Top of Input data
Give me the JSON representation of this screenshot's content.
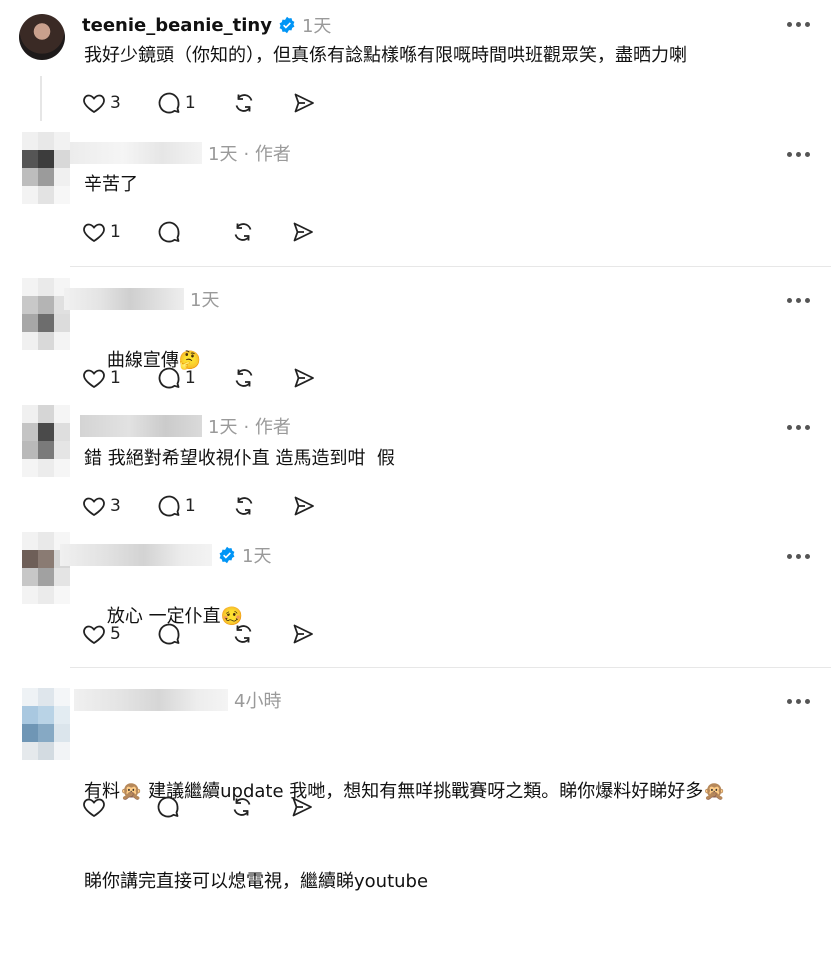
{
  "main_post": {
    "username": "teenie_beanie_tiny",
    "time": "1天",
    "text": "我好少鏡頭（你知的），但真係有諗點樣喺有限嘅時間哄班觀眾笑，盡晒力喇",
    "likes": "3",
    "replies": "1"
  },
  "comments": [
    {
      "username": "",
      "time": "1天",
      "author_tag": "· 作者",
      "text": "辛苦了",
      "likes": "1",
      "replies": ""
    },
    {
      "username": "",
      "time": "1天",
      "author_tag": "",
      "text": "曲線宣傳",
      "emoji": "🤔",
      "likes": "1",
      "replies": "1"
    },
    {
      "username": "",
      "time": "1天",
      "author_tag": "· 作者",
      "text": "錯 我絕對希望收視仆直 造馬造到咁  假",
      "likes": "3",
      "replies": "1"
    },
    {
      "username": "",
      "time": "1天",
      "author_tag": "",
      "text": "放心 一定仆直",
      "emoji": "🥴",
      "likes": "5",
      "replies": ""
    },
    {
      "username": "",
      "time": "4小時",
      "author_tag": "",
      "text_line1": "有料🙊 建議繼續update 我哋，想知有無咩挑戰賽呀之類。睇你爆料好睇好多🙊",
      "text_line2": "睇你講完直接可以熄電視，繼續睇youtube",
      "likes": "",
      "replies": ""
    }
  ],
  "colors": {
    "verified": "#0095f6",
    "muted": "#9a9a9a",
    "divider": "#e7e7e7"
  },
  "icons": [
    "heart-icon",
    "comment-icon",
    "repost-icon",
    "share-icon",
    "more-icon",
    "verified-icon"
  ]
}
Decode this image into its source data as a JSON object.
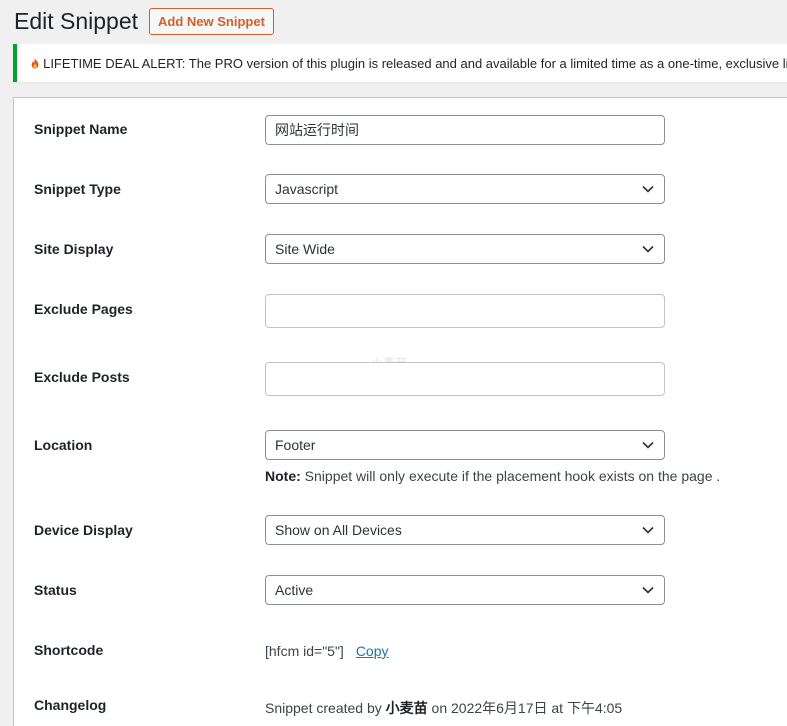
{
  "header": {
    "title": "Edit Snippet",
    "add_new_label": "Add New Snippet"
  },
  "notice": {
    "icon": "fire-icon",
    "text": "LIFETIME DEAL ALERT: The PRO version of this plugin is released and and available for a limited time as a one-time, exclusive lifet",
    "accent_color": "#00a32a"
  },
  "form": {
    "snippet_name": {
      "label": "Snippet Name",
      "value": "网站运行时间"
    },
    "snippet_type": {
      "label": "Snippet Type",
      "value": "Javascript"
    },
    "site_display": {
      "label": "Site Display",
      "value": "Site Wide"
    },
    "exclude_pages": {
      "label": "Exclude Pages",
      "value": ""
    },
    "exclude_posts": {
      "label": "Exclude Posts",
      "value": ""
    },
    "location": {
      "label": "Location",
      "value": "Footer",
      "note_bold": "Note:",
      "note_text": " Snippet will only execute if the placement hook exists on the page ."
    },
    "device_display": {
      "label": "Device Display",
      "value": "Show on All Devices"
    },
    "status": {
      "label": "Status",
      "value": "Active"
    },
    "shortcode": {
      "label": "Shortcode",
      "value": "[hfcm id=\"5\"]",
      "copy_label": "Copy"
    },
    "changelog": {
      "label": "Changelog",
      "prefix": "Snippet created by ",
      "author": "小麦苗",
      "suffix": " on 2022年6月17日 at 下午4:05"
    }
  },
  "watermark": "小麦苗"
}
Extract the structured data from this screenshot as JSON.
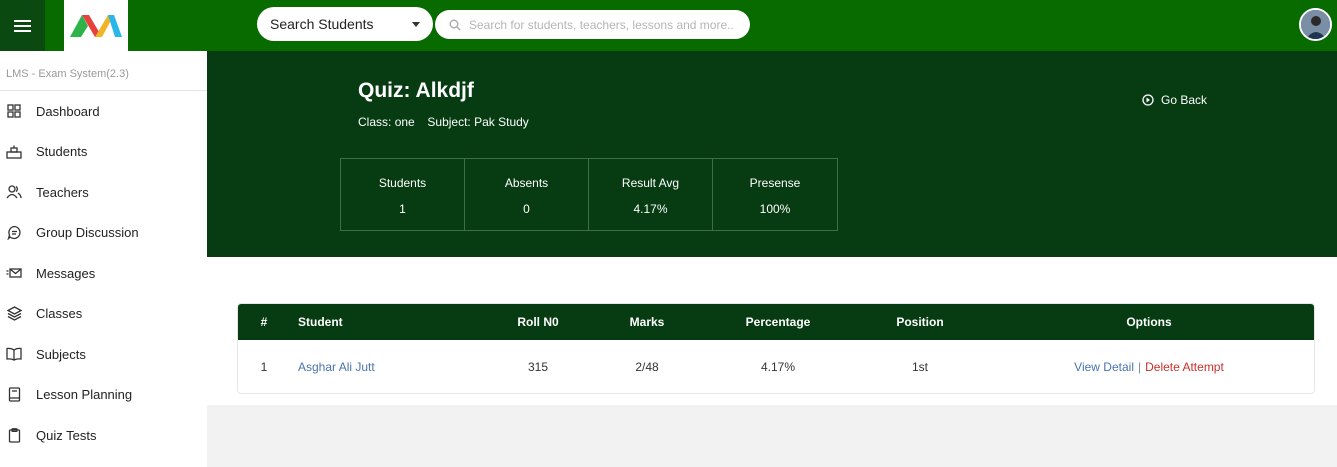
{
  "topbar": {
    "search_select_value": "Search Students",
    "search_placeholder": "Search for students, teachers, lessons and more..",
    "brand_color": "#076b00"
  },
  "sidebar": {
    "system_label": "LMS - Exam System(2.3)",
    "items": [
      {
        "label": "Dashboard",
        "icon": "dashboard-icon"
      },
      {
        "label": "Students",
        "icon": "students-icon"
      },
      {
        "label": "Teachers",
        "icon": "teachers-icon"
      },
      {
        "label": "Group Discussion",
        "icon": "chat-icon"
      },
      {
        "label": "Messages",
        "icon": "messages-icon"
      },
      {
        "label": "Classes",
        "icon": "layers-icon"
      },
      {
        "label": "Subjects",
        "icon": "book-icon"
      },
      {
        "label": "Lesson Planning",
        "icon": "notebook-icon"
      },
      {
        "label": "Quiz Tests",
        "icon": "clipboard-icon"
      }
    ]
  },
  "header": {
    "title": "Quiz: Alkdjf",
    "class_label": "Class:",
    "class_value": "one",
    "subject_label": "Subject:",
    "subject_value": "Pak Study",
    "go_back": "Go Back",
    "stats": [
      {
        "label": "Students",
        "value": "1"
      },
      {
        "label": "Absents",
        "value": "0"
      },
      {
        "label": "Result Avg",
        "value": "4.17%"
      },
      {
        "label": "Presense",
        "value": "100%"
      }
    ],
    "panel_color": "#073b12"
  },
  "table": {
    "headers": [
      "#",
      "Student",
      "Roll N0",
      "Marks",
      "Percentage",
      "Position",
      "Options"
    ],
    "rows": [
      {
        "num": "1",
        "student": "Asghar Ali Jutt",
        "roll": "315",
        "marks": "2/48",
        "percentage": "4.17%",
        "position": "1st",
        "view": "View Detail",
        "separator": "|",
        "delete": "Delete Attempt"
      }
    ]
  }
}
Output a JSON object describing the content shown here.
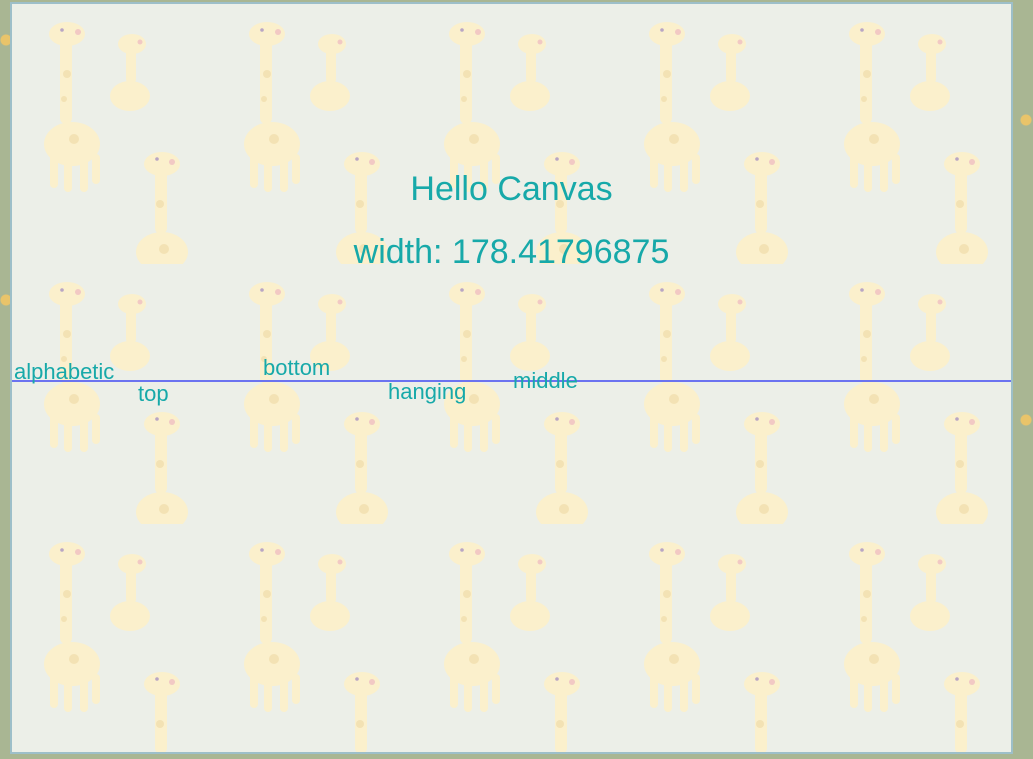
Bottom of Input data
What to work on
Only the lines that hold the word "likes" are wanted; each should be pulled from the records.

Task solution
    "likes": "3",
      "likes": "1",
      "likes": "1",
      "likes": "3",
      "likes": "5",
      "likes": "",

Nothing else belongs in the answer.